» Listed entries

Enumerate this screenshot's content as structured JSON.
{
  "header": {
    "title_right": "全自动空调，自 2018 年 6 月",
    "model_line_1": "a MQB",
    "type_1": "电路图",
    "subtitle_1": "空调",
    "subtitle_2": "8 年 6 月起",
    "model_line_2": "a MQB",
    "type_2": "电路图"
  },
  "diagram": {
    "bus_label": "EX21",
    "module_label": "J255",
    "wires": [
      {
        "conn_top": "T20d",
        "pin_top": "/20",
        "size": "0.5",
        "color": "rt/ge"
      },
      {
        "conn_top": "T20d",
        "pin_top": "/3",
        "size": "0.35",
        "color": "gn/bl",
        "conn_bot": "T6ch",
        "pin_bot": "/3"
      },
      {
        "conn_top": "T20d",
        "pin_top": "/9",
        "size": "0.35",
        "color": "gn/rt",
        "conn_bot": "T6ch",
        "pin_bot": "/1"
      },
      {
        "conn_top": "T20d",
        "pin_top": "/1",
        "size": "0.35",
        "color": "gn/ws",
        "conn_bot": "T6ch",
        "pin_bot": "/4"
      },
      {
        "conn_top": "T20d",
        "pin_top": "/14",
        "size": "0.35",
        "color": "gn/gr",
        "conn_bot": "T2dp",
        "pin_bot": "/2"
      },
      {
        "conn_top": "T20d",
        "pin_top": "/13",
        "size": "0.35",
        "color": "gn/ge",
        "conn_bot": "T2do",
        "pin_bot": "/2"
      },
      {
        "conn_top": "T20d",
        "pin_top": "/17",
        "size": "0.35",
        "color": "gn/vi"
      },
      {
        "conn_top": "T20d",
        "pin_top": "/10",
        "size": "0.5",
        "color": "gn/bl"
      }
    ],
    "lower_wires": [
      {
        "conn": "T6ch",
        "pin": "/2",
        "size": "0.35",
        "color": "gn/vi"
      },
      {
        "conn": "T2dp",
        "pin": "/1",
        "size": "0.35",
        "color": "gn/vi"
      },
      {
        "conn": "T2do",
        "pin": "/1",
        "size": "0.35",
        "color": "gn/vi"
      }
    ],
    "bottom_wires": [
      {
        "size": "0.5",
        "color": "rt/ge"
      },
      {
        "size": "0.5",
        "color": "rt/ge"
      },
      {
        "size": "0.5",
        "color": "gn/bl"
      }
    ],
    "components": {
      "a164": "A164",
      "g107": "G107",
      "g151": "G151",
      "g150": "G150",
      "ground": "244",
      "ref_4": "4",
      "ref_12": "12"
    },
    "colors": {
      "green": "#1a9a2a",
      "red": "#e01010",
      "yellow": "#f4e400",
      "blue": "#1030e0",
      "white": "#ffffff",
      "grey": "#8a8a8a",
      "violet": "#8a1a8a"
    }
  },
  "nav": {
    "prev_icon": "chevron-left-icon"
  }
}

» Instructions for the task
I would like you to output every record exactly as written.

» Answer to this task
Enumerate this screenshot's content as structured JSON.
{
  "header": {
    "title_right": "全自动空调，自 2018 年 6 月",
    "model_line_1": "a MQB",
    "type_1": "电路图",
    "subtitle_1": "空调",
    "subtitle_2": "8 年 6 月起",
    "model_line_2": "a MQB",
    "type_2": "电路图"
  },
  "diagram": {
    "bus_label": "EX21",
    "module_label": "J255",
    "wires": [
      {
        "conn_top": "T20d",
        "pin_top": "/20",
        "size": "0.5",
        "color": "rt/ge"
      },
      {
        "conn_top": "T20d",
        "pin_top": "/3",
        "size": "0.35",
        "color": "gn/bl",
        "conn_bot": "T6ch",
        "pin_bot": "/3"
      },
      {
        "conn_top": "T20d",
        "pin_top": "/9",
        "size": "0.35",
        "color": "gn/rt",
        "conn_bot": "T6ch",
        "pin_bot": "/1"
      },
      {
        "conn_top": "T20d",
        "pin_top": "/1",
        "size": "0.35",
        "color": "gn/ws",
        "conn_bot": "T6ch",
        "pin_bot": "/4"
      },
      {
        "conn_top": "T20d",
        "pin_top": "/14",
        "size": "0.35",
        "color": "gn/gr",
        "conn_bot": "T2dp",
        "pin_bot": "/2"
      },
      {
        "conn_top": "T20d",
        "pin_top": "/13",
        "size": "0.35",
        "color": "gn/ge",
        "conn_bot": "T2do",
        "pin_bot": "/2"
      },
      {
        "conn_top": "T20d",
        "pin_top": "/17",
        "size": "0.35",
        "color": "gn/vi"
      },
      {
        "conn_top": "T20d",
        "pin_top": "/10",
        "size": "0.5",
        "color": "gn/bl"
      }
    ],
    "lower_wires": [
      {
        "conn": "T6ch",
        "pin": "/2",
        "size": "0.35",
        "color": "gn/vi"
      },
      {
        "conn": "T2dp",
        "pin": "/1",
        "size": "0.35",
        "color": "gn/vi"
      },
      {
        "conn": "T2do",
        "pin": "/1",
        "size": "0.35",
        "color": "gn/vi"
      }
    ],
    "bottom_wires": [
      {
        "size": "0.5",
        "color": "rt/ge"
      },
      {
        "size": "0.5",
        "color": "rt/ge"
      },
      {
        "size": "0.5",
        "color": "gn/bl"
      }
    ],
    "components": {
      "a164": "A164",
      "g107": "G107",
      "g151": "G151",
      "g150": "G150",
      "ground": "244",
      "ref_4": "4",
      "ref_12": "12"
    },
    "colors": {
      "green": "#1a9a2a",
      "red": "#e01010",
      "yellow": "#f4e400",
      "blue": "#1030e0",
      "white": "#ffffff",
      "grey": "#8a8a8a",
      "violet": "#8a1a8a"
    }
  },
  "nav": {
    "prev_icon": "chevron-left-icon"
  }
}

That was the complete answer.